## [Supplied information]
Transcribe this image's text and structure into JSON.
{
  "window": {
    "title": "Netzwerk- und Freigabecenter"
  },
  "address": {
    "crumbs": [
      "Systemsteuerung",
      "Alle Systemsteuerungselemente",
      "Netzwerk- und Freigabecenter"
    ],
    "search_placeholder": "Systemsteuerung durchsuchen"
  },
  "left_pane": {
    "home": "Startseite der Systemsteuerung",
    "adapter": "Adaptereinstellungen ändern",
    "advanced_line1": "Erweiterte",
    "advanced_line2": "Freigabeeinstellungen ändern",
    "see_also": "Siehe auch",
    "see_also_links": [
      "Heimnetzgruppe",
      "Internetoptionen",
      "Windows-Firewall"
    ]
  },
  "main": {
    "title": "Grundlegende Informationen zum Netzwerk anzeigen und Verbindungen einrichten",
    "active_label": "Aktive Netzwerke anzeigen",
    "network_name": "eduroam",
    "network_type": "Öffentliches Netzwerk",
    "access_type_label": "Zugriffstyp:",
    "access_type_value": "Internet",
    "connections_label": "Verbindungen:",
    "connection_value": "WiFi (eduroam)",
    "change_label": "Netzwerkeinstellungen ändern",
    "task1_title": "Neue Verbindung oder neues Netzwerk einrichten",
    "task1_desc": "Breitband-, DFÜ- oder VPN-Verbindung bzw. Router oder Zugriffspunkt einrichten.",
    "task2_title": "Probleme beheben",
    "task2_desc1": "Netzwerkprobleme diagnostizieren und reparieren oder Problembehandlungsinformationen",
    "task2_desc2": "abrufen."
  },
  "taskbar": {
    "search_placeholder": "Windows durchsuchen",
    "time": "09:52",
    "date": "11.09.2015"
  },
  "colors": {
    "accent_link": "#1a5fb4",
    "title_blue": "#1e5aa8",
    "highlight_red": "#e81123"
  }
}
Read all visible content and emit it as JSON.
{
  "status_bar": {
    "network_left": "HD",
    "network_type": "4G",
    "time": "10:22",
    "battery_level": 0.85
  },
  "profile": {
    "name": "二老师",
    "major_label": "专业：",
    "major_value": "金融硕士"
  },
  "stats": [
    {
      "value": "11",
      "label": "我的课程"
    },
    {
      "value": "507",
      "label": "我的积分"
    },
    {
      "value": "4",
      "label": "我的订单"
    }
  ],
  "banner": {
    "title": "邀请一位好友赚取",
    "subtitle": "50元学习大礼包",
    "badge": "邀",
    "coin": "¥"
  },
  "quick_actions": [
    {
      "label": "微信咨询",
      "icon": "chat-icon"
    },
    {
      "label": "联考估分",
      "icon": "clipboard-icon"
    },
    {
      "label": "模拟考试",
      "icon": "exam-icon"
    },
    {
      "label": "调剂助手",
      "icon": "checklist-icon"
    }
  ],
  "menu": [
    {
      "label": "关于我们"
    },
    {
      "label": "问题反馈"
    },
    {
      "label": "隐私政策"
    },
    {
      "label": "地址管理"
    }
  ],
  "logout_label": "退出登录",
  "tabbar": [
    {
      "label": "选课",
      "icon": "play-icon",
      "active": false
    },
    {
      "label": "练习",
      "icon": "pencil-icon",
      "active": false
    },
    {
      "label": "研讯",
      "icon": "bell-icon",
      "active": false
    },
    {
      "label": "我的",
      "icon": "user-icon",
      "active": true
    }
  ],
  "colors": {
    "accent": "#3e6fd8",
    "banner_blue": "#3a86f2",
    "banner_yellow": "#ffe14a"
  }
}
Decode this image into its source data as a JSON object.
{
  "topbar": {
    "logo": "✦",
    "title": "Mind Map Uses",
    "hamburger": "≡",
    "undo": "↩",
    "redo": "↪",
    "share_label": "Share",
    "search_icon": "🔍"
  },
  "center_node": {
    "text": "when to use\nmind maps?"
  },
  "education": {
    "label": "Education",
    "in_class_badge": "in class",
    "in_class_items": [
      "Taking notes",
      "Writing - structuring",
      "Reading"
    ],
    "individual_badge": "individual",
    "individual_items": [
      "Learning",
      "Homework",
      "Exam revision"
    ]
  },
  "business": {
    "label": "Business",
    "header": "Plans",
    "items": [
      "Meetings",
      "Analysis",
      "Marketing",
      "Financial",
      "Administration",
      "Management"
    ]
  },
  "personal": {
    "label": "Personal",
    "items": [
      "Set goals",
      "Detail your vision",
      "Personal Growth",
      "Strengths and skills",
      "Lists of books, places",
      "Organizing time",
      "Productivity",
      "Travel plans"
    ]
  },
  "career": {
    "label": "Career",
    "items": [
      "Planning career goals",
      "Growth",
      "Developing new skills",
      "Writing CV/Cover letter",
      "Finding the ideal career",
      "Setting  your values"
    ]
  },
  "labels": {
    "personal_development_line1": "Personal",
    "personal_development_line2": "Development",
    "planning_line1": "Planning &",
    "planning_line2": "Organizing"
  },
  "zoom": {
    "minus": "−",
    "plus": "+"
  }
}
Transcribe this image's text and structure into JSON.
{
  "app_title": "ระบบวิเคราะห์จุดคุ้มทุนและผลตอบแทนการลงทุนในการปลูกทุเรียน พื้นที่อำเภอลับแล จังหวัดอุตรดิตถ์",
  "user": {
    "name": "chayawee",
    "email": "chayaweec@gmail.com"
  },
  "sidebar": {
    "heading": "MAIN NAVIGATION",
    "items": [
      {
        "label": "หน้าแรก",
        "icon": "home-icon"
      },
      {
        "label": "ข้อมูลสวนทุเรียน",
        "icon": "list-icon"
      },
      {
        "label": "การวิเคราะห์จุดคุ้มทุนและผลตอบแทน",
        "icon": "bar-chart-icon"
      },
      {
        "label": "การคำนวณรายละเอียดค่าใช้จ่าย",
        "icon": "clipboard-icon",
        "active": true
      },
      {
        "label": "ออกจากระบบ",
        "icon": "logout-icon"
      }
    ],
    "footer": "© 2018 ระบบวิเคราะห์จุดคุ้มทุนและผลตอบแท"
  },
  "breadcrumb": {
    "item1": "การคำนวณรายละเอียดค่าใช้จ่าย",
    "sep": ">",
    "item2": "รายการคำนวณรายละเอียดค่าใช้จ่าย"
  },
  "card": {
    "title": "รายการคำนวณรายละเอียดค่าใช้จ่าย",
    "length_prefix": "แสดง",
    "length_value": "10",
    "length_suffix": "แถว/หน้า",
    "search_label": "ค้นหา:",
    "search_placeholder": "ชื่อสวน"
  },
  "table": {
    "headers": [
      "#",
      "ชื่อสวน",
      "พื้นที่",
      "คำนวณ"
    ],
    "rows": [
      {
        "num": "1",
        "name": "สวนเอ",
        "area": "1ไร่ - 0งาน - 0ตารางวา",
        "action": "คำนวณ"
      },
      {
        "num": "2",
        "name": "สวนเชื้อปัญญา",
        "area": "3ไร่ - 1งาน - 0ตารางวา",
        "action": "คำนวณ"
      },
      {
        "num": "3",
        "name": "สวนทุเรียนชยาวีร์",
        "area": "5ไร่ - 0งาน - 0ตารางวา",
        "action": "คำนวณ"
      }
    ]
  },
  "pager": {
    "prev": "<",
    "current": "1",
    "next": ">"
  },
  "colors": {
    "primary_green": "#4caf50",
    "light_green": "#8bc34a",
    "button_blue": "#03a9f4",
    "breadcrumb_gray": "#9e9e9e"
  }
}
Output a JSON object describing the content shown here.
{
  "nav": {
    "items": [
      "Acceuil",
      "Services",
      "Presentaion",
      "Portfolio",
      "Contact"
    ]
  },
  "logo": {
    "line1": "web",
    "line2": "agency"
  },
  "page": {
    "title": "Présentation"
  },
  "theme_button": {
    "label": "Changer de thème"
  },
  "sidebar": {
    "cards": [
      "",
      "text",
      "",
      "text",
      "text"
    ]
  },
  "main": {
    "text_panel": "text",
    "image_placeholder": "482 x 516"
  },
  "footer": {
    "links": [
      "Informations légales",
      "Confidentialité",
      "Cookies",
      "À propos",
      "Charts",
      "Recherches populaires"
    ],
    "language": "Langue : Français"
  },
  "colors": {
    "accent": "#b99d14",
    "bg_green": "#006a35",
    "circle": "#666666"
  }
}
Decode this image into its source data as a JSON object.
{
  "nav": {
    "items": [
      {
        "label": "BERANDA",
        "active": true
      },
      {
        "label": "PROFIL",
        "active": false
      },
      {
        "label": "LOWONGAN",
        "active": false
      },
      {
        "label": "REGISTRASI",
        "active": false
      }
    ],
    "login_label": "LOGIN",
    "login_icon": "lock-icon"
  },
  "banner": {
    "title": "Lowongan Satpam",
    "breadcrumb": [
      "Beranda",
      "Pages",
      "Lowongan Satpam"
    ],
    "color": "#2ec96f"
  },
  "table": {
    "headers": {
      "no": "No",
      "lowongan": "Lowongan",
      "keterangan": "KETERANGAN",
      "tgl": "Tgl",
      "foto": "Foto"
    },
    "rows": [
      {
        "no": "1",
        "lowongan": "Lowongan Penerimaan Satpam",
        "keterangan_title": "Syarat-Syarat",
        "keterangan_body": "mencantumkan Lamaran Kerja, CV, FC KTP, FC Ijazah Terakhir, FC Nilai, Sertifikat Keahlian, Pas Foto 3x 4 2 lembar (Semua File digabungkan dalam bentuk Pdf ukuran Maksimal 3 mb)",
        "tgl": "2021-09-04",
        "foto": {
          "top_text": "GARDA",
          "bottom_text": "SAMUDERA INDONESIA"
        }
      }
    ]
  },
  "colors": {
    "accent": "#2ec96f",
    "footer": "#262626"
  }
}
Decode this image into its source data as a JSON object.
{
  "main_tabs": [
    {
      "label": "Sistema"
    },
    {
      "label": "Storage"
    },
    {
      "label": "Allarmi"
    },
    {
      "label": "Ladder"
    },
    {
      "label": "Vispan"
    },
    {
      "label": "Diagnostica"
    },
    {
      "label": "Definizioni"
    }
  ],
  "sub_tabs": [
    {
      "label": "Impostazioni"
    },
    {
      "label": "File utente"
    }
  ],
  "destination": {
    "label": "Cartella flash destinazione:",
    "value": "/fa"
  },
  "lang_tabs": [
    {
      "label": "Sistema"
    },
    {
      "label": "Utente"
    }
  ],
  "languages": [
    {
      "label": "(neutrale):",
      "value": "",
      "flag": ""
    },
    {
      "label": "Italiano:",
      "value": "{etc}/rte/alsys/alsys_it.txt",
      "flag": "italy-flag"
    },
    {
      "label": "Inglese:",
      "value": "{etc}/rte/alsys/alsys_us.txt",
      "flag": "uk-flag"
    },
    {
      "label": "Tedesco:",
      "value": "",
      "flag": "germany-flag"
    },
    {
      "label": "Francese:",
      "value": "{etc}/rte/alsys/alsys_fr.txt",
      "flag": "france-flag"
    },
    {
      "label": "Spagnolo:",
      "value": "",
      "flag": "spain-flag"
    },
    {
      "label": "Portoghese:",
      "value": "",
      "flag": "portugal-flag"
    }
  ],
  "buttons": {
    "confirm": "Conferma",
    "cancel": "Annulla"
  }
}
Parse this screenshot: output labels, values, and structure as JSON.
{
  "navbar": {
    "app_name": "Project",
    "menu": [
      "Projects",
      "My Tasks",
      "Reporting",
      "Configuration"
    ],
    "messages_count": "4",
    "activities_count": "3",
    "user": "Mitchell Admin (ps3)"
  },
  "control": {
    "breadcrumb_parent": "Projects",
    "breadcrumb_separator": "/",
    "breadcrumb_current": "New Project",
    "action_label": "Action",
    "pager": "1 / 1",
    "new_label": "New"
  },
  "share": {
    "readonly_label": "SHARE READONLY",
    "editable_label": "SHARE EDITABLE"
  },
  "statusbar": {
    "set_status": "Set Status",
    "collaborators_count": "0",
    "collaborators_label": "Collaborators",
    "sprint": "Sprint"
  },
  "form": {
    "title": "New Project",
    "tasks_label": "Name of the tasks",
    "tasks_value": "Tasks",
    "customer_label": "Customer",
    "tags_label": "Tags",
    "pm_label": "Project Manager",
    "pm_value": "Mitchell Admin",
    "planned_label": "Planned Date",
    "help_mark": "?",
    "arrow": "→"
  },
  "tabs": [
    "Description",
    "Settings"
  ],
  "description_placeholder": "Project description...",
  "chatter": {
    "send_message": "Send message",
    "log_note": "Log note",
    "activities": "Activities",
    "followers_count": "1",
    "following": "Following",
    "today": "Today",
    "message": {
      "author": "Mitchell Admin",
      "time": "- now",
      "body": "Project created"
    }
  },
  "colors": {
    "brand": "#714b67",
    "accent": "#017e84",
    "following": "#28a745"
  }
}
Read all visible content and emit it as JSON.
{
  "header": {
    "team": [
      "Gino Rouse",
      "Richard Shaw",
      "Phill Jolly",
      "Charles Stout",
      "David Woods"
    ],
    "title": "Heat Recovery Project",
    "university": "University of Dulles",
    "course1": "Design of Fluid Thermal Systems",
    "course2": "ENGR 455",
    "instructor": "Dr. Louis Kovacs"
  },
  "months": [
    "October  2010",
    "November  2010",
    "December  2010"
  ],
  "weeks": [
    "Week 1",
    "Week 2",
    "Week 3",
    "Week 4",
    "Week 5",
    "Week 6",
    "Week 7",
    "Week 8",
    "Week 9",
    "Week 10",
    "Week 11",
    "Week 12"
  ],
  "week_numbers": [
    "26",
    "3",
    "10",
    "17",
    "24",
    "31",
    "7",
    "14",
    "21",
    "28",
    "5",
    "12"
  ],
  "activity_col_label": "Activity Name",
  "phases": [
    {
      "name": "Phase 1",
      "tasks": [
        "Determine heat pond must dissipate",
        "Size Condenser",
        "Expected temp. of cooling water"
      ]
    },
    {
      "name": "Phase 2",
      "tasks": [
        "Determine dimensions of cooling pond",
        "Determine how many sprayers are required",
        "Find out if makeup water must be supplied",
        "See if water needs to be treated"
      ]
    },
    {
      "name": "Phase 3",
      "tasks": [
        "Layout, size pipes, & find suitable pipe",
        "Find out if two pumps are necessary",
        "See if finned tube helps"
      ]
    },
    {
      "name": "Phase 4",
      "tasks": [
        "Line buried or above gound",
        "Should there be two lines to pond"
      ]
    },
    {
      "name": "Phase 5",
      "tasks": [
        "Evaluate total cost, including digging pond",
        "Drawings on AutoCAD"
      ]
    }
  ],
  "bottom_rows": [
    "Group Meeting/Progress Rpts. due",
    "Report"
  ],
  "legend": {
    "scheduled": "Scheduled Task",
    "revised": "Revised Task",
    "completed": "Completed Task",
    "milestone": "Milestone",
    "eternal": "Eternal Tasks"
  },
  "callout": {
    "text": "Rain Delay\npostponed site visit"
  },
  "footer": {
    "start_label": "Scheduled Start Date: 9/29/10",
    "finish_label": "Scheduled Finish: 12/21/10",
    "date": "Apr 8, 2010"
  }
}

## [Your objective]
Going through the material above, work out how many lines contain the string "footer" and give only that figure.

## [Completed task]
4